Written by: Kylee Doty
Many of you have probably heard of The Social Dilemma, a documentary on Netflix that has an air time of around an hour and a half. The producers of the project talk to top executives who have previously worked at or currently work at top social media companies such as Instagram, Facebook and Snapchat. These specialists discuss the dangers of social media, and the way social media has been tailored to fit its users.
One quote I found interesting discussed how there are only two industries that call their customers “users: hard drugs and social media.” This caught my attention partly because it’s actually 100% true, and partly because it gives social media this connotation that it’s a drug. I think that as people, we struggle to admit when we have a problem or an addiction to something, and it seems to be the same case with social media. We have apps that track our social media usage, and even though we can see verbatim how much time we spend on each platform to the minute, we either ignore it or refuse to believe we have a problem with how we manage our time. I know a lot of us complain about how there’s not enough time in the day to get everything accomplished, but then we look into our usage app and see that we spent five hours online. If we could cut that down, we would find we have significantly more time to do other things. Sounds easy right? Wrong.
The Social Dilemma further discusses how social media algorithms are tailored to the user’s likes and interests, which means users see more of what they show interest in and less of things that won’t trigger them. However, this doesn’t mean that users only see things they want to. In fact, a lot of times algorithms will show ads, etc. for things that are the opposite of what the user searched for in order to get the user to interact with them. For example, if someone searched for right-wing politics, the social media algorithm may pull up ads for left-wing politics in hopes the user will engage. This is all a ploy to gather data and information on human beings in order to individually “guess” what the person will engage with in order to create a more customized experience.
But is it good? Many of the top executives interviewed in the documentary say the things that are taking place because of social media are extremely damaging, and most of them don’t let their children have social media, and if they do, they monitor it closely. There were also statistics presented in the documentary that showed depression increase that is likely due to social media in younger teens. These young adults, and kids even, are getting told from a young age that certain things about them aren’t “right” and it’s incredibly damaging to grow up in a society where you’re never good enough.
At the end of the day, the social media algorithms written as a social experiment to customize the social media experience are evolving and damaging our societies, and causing human beings to become more anxious and insecure.
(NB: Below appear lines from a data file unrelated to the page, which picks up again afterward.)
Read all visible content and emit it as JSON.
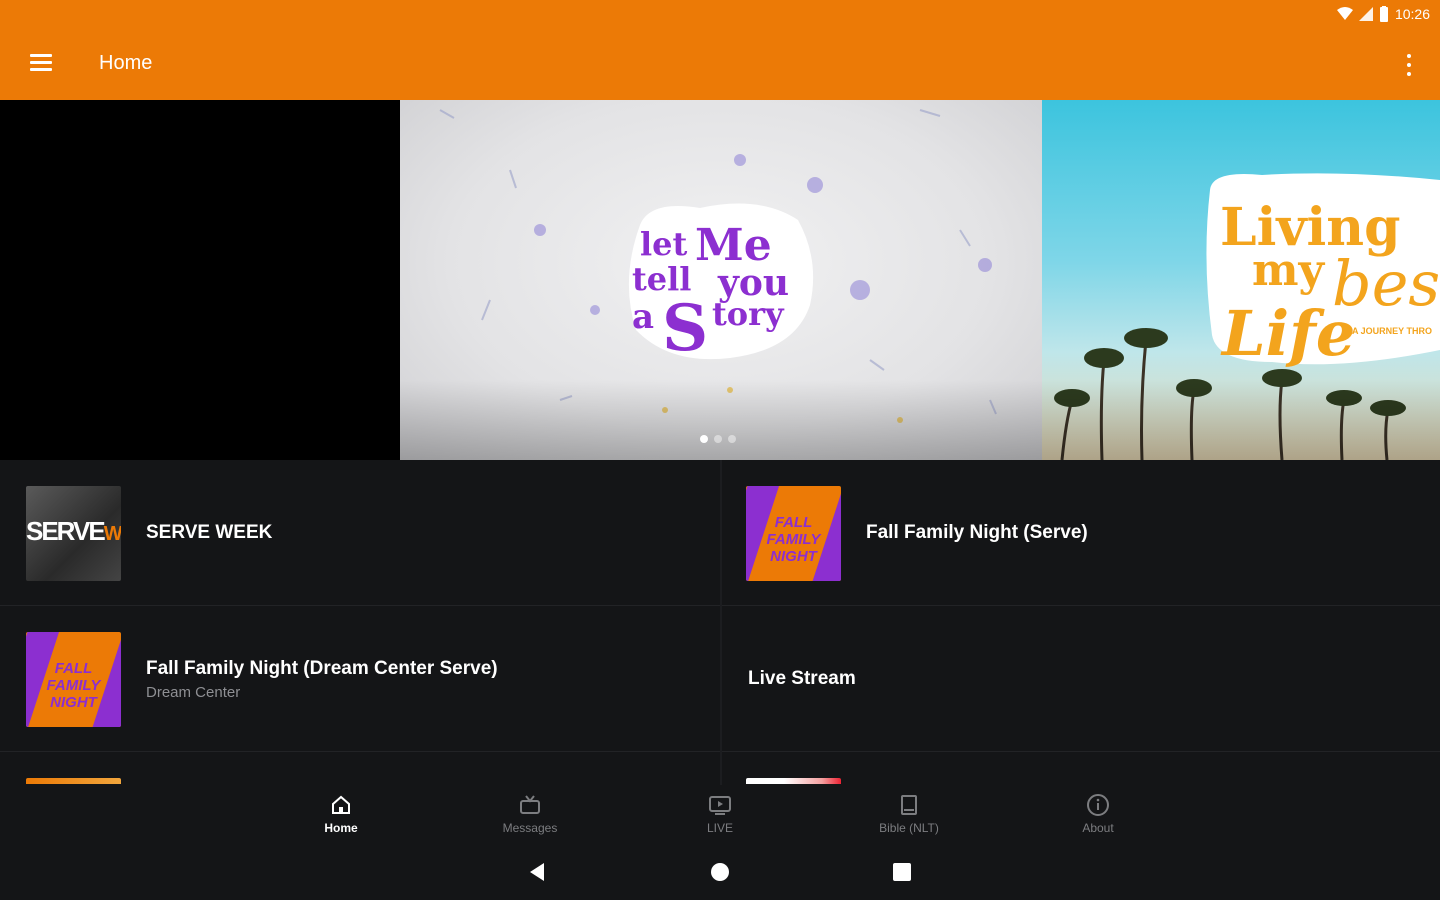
{
  "status": {
    "time": "10:26"
  },
  "appbar": {
    "title": "Home"
  },
  "carousel": {
    "center_title_lines": [
      "let",
      "Me",
      "tell",
      "you",
      "a",
      "S",
      "tory"
    ],
    "right_title_lines": [
      "Living",
      "my",
      "bes",
      "Life"
    ],
    "right_subtitle": "A JOURNEY THRO",
    "page_count": 3,
    "active_index": 0
  },
  "items": [
    {
      "title": "SERVE WEEK",
      "subtitle": "",
      "thumb_text_a": "SERVE",
      "thumb_text_b": "WEEK"
    },
    {
      "title": "Fall Family Night (Serve)",
      "subtitle": "",
      "thumb_text": "FALL FAMILY NIGHT"
    },
    {
      "title": "Fall Family Night (Dream Center Serve)",
      "subtitle": "Dream Center",
      "thumb_text": "FALL FAMILY NIGHT"
    },
    {
      "title": "Live Stream",
      "subtitle": ""
    }
  ],
  "bottom_nav": [
    {
      "label": "Home",
      "icon": "home-icon",
      "active": true
    },
    {
      "label": "Messages",
      "icon": "tv-messages-icon",
      "active": false
    },
    {
      "label": "LIVE",
      "icon": "live-tv-icon",
      "active": false
    },
    {
      "label": "Bible (NLT)",
      "icon": "book-icon",
      "active": false
    },
    {
      "label": "About",
      "icon": "info-icon",
      "active": false
    }
  ],
  "colors": {
    "brand": "#ec7a06",
    "accent_purple": "#8c2fd0",
    "background": "#141517"
  }
}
Our security must come from within ourselves and from the opinions of those close to us. Please consider deleting or taking social media breaks in order to realign your focuses and priorities, and to give yourself a clearer headspace.